Australian employment muddles along as focus shifts to Trump’s inauguration.
Australia’s employment report saw the run of soft outcomes through 2016 continue into year end. Total employment growth was largely in line with estimates, growing by 13,500 over the month. Two thirds of the growth was attributed to full time jobs with the remaining one third coming from growth in part time positions. Despite the moderate growth in new jobs, the unemployment rate edged higher to 5.8%, thanks to a small uptick in the participation rate.
Growth for the back half of 2016 was a rather lacklustre 52,500 jobs. A result which would have seen a steady rise in the unemployment rate, were it not for the pull back in the participation rate.
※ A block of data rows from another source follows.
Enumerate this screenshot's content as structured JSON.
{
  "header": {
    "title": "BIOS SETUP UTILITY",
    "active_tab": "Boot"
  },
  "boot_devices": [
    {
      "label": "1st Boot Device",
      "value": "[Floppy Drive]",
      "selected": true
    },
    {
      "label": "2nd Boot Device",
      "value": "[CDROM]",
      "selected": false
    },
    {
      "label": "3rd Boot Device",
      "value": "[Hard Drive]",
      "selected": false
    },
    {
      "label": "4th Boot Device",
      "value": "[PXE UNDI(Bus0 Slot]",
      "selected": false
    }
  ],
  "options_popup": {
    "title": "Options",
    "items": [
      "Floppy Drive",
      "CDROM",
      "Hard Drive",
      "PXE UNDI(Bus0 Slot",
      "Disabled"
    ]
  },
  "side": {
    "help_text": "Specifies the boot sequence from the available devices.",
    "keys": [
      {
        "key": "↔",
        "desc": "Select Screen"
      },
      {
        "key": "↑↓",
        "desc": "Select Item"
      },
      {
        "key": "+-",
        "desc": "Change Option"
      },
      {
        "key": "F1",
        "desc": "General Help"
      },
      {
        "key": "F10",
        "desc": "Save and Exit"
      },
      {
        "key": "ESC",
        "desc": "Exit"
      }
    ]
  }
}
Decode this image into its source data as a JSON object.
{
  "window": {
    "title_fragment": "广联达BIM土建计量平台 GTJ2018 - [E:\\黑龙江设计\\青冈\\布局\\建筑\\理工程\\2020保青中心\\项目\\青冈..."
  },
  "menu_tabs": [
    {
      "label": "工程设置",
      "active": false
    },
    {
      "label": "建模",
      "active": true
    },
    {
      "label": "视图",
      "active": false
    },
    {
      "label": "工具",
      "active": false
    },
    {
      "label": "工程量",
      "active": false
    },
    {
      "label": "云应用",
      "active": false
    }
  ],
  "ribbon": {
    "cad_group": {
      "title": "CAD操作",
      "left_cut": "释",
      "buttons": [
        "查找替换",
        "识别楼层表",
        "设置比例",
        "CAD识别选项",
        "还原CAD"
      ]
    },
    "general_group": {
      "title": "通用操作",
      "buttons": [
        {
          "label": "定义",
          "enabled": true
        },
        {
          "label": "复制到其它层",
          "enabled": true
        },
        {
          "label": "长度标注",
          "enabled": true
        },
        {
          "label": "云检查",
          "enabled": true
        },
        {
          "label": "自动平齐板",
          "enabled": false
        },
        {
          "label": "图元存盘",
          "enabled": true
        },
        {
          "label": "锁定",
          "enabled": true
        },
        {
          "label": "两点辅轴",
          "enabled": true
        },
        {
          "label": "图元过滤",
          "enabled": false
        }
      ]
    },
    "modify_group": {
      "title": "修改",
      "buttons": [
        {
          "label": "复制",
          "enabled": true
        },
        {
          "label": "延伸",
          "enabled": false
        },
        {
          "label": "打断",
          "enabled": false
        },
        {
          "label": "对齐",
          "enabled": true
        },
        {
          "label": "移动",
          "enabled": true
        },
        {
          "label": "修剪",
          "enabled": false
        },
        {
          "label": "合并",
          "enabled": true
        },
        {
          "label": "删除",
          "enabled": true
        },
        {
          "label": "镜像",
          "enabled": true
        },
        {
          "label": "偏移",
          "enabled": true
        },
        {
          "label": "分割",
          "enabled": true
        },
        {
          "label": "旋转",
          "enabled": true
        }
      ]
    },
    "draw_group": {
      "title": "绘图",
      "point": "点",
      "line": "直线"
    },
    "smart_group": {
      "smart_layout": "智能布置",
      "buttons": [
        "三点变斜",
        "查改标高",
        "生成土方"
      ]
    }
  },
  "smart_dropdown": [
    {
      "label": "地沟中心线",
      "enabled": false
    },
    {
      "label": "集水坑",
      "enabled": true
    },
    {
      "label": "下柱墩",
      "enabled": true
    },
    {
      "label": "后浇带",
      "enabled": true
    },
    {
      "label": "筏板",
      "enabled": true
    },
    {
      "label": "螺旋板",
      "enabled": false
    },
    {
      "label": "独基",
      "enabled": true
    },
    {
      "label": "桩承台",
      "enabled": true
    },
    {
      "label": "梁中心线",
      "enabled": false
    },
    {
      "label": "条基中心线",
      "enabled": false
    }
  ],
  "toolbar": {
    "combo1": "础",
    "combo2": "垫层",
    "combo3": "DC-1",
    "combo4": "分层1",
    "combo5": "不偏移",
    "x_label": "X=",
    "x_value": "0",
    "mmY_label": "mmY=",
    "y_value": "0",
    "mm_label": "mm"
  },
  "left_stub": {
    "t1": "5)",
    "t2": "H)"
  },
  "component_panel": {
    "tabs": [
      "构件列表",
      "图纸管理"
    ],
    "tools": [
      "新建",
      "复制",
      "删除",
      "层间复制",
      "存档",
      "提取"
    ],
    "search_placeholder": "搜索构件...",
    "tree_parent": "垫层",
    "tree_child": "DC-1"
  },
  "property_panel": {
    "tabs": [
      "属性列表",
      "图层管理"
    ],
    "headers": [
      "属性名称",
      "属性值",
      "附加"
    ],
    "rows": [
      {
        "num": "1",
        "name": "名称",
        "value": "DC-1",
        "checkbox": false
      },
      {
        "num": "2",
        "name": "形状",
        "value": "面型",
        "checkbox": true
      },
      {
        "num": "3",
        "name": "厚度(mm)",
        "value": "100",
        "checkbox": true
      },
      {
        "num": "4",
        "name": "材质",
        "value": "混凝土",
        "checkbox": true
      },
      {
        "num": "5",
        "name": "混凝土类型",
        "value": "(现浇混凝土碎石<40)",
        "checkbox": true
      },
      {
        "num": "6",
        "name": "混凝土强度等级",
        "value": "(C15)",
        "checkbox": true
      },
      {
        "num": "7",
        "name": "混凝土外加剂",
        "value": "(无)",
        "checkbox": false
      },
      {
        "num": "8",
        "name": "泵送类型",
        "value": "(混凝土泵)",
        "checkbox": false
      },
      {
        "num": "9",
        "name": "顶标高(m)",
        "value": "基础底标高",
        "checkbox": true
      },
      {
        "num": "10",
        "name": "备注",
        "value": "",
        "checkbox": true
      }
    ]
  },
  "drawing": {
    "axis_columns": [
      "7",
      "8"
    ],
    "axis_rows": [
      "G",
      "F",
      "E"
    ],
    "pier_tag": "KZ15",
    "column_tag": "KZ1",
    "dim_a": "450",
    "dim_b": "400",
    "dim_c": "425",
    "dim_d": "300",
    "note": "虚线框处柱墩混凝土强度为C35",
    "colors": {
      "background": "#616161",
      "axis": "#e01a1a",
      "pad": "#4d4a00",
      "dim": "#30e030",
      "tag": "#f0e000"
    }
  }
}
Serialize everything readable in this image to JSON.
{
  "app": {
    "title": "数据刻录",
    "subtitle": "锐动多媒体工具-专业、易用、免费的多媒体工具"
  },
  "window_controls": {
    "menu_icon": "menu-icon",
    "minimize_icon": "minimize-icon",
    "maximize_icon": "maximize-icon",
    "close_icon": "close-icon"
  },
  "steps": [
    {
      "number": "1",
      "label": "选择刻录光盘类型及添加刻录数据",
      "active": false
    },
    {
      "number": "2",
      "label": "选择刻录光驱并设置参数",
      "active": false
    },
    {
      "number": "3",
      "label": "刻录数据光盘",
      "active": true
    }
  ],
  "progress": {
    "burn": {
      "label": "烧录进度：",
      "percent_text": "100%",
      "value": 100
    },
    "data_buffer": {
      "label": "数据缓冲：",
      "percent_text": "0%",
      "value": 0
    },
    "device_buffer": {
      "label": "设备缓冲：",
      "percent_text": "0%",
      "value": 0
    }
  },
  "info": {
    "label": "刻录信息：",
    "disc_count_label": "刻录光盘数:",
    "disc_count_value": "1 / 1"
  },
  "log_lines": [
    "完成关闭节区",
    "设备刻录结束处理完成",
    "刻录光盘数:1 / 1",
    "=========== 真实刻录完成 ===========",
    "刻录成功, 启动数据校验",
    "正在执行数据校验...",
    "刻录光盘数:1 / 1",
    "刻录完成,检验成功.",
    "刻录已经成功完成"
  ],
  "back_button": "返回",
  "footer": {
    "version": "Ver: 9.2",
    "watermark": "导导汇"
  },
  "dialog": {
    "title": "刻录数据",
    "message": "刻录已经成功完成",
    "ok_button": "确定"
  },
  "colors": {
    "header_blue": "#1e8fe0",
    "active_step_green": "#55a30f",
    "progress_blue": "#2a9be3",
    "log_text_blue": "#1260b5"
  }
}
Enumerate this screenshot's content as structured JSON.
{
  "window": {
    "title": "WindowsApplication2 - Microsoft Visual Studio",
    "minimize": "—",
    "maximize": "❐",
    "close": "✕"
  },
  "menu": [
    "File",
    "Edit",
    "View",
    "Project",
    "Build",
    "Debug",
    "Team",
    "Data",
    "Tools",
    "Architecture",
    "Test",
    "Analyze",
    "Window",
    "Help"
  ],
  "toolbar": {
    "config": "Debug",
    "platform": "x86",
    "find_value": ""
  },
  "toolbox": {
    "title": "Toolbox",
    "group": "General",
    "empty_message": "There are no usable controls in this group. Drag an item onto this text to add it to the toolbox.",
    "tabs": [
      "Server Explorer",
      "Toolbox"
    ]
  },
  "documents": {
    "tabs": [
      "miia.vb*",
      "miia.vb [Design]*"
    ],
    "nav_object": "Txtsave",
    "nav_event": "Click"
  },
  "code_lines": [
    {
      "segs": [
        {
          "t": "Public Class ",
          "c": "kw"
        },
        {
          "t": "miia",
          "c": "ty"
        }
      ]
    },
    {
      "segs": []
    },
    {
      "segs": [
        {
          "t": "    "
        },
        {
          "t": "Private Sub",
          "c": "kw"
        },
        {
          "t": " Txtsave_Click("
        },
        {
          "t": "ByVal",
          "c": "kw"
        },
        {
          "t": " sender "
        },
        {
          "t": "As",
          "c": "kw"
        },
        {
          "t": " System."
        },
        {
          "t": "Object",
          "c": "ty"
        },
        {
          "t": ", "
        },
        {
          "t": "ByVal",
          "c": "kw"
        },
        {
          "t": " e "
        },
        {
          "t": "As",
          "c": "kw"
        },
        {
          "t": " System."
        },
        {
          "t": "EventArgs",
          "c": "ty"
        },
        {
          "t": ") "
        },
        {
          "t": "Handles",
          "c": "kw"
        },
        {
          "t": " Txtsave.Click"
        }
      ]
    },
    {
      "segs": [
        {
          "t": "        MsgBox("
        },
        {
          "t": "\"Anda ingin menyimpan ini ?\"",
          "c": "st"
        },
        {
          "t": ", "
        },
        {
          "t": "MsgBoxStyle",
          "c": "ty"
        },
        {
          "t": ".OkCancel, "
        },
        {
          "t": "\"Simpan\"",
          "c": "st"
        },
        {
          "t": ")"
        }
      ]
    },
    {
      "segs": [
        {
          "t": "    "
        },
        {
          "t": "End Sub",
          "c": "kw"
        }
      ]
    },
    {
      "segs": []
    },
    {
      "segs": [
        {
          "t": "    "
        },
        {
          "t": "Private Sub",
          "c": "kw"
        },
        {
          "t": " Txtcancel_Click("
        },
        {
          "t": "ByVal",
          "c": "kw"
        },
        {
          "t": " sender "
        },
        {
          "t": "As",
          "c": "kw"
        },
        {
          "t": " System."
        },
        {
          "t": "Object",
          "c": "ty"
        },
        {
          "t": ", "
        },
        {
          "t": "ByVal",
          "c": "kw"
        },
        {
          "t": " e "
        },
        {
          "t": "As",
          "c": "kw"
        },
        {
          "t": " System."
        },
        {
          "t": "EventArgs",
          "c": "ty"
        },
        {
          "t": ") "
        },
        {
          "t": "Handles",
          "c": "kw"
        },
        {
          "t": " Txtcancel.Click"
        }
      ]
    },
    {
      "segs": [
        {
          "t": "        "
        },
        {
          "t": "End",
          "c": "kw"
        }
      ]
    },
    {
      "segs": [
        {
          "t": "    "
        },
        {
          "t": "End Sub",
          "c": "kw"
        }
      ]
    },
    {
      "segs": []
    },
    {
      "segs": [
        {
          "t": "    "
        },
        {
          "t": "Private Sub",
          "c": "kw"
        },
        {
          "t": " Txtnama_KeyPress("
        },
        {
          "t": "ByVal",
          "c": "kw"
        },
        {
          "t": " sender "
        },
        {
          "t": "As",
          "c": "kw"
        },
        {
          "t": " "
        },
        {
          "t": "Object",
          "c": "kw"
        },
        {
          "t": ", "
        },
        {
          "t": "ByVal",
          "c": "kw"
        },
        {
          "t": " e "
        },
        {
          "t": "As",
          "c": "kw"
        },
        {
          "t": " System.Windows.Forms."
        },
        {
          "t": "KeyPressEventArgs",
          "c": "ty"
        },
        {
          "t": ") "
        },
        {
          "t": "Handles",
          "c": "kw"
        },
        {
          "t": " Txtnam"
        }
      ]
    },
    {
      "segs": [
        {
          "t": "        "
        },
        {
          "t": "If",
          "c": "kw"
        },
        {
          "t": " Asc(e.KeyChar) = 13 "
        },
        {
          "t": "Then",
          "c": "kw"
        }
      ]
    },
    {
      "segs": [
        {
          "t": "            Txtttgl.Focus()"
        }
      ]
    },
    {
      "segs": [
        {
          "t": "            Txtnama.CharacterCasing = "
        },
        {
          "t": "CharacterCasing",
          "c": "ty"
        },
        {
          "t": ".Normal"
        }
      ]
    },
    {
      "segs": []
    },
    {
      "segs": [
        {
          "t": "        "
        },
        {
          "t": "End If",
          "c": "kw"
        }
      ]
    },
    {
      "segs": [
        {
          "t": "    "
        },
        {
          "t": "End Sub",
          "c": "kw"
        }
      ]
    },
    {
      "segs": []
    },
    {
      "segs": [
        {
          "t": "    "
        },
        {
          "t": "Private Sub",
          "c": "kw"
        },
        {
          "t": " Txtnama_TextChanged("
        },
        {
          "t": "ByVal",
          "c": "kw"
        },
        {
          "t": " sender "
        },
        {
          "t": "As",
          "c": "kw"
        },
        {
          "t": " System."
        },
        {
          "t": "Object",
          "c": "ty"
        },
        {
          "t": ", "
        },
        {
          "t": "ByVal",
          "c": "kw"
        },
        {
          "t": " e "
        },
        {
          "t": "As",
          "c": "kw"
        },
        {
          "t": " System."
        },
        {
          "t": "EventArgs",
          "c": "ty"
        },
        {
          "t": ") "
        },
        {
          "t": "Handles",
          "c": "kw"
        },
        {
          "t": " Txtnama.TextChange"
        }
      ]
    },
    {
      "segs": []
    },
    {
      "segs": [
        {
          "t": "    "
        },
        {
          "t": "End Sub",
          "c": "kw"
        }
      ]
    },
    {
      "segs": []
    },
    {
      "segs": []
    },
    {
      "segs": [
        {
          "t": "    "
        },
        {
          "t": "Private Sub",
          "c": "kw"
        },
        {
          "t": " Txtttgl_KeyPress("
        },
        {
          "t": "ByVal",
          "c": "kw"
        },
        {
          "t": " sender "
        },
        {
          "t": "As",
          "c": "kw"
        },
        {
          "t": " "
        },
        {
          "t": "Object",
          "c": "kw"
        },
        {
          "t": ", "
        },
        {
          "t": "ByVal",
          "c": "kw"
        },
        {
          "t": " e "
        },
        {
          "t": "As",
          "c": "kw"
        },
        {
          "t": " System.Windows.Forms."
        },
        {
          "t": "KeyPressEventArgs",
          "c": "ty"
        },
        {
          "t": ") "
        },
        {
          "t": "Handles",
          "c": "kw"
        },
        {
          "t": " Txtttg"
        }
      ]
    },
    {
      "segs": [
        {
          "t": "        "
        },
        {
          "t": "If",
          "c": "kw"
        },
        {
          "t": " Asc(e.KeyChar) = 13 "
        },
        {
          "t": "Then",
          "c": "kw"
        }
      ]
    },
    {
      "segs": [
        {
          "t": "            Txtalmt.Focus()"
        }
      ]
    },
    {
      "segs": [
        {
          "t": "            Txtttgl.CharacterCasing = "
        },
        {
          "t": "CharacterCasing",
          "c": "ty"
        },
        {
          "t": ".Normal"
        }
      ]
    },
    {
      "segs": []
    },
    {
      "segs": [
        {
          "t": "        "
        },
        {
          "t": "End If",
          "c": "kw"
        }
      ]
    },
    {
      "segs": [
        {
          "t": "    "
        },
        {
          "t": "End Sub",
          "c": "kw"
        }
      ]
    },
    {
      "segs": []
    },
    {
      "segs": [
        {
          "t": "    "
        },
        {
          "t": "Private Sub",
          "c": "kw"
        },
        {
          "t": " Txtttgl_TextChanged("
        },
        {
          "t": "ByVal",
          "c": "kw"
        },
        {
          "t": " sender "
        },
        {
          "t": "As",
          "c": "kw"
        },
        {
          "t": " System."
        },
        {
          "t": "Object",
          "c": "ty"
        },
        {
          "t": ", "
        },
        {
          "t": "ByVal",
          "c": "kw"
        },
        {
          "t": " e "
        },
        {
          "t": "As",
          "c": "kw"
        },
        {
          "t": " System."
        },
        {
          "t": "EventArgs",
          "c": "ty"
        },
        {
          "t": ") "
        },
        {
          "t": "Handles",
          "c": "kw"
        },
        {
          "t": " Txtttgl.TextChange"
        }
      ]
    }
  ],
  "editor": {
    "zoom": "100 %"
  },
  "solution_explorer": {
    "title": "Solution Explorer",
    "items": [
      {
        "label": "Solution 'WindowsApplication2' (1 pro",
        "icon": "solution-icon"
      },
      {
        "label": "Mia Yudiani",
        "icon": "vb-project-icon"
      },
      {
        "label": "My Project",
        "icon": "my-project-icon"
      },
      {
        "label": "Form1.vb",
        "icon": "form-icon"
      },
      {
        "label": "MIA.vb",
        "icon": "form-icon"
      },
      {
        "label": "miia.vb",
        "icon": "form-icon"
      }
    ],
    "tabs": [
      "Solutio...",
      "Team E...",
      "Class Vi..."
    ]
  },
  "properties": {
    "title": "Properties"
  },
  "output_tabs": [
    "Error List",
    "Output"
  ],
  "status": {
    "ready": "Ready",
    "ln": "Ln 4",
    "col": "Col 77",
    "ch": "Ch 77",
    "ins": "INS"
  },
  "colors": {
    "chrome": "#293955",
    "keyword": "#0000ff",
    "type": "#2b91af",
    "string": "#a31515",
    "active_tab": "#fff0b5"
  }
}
There is still a clear sense that employers are reluctant to embark on a wave of new hiring until they are confident that there will be sufficient growth in the economy to absorb the increase in head count.
With the employment data out of the way, all eyes are now on the US ahead of Donald Trump inauguration tonight. The moves in markets that followed his victory speech have backtracked somewhat since the FOMC tightened rates in December. This has been largely due to the erratic nature of Trump’s public comments whether they have come in the form of tweets, interviews or his one and only press conference.
Should Trump return to script and deliver a comprehensive and concise inauguration speech, returning to his core campaign promises and a plan to implement them, then we could see the Trump inspired moves seen post election reignite. If he fails to reassure voters and the market that he has a comprehensive plan to achieve his election promises then we could see further back pedalling.
Director Interest Rate Markets